Work order:
The answer must be an exact copy of the records below, with every picture left out.

Dataset content:
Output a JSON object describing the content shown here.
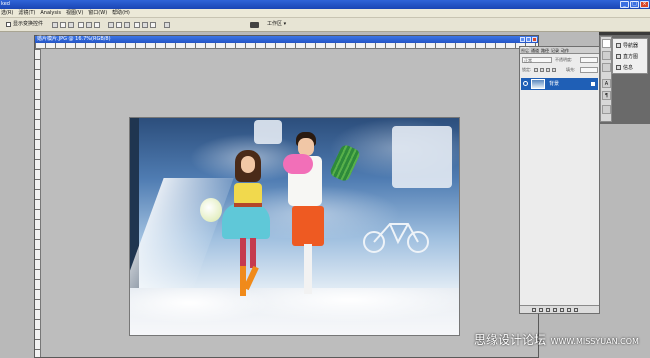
{
  "window": {
    "title": "ked",
    "controls": [
      "_",
      "□",
      "×"
    ]
  },
  "menu": [
    "选(R)",
    "滤镜(T)",
    "Analysis",
    "视图(V)",
    "窗口(W)",
    "帮助(H)"
  ],
  "options_bar": {
    "checkbox_label": "显示变换控件",
    "workspace_label": "工作区 ▾"
  },
  "document": {
    "title": "婚片模片.JPG @ 16.7%(RGB/8)"
  },
  "nav_panel": {
    "items": [
      "导航器",
      "直方图",
      "信息"
    ]
  },
  "layers_panel": {
    "tabs": [
      "图层",
      "通道",
      "路径",
      "记录",
      "动作"
    ],
    "blend_mode": "正常",
    "opacity_label": "不透明度:",
    "lock_label": "锁定:",
    "fill_label": "填充:",
    "layer_name": "背景"
  },
  "watermark": {
    "text": "思缘设计论坛",
    "url": "WWW.MISSYUAN.COM"
  }
}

Your response:
Output a JSON object describing the content shown here.
{
  "window": {
    "title": "ked",
    "controls": [
      "_",
      "□",
      "×"
    ]
  },
  "menu": [
    "选(R)",
    "滤镜(T)",
    "Analysis",
    "视图(V)",
    "窗口(W)",
    "帮助(H)"
  ],
  "options_bar": {
    "checkbox_label": "显示变换控件",
    "workspace_label": "工作区 ▾"
  },
  "document": {
    "title": "婚片模片.JPG @ 16.7%(RGB/8)"
  },
  "nav_panel": {
    "items": [
      "导航器",
      "直方图",
      "信息"
    ]
  },
  "layers_panel": {
    "tabs": [
      "图层",
      "通道",
      "路径",
      "记录",
      "动作"
    ],
    "blend_mode": "正常",
    "opacity_label": "不透明度:",
    "lock_label": "锁定:",
    "fill_label": "填充:",
    "layer_name": "背景"
  },
  "watermark": {
    "text": "思缘设计论坛",
    "url": "WWW.MISSYUAN.COM"
  }
}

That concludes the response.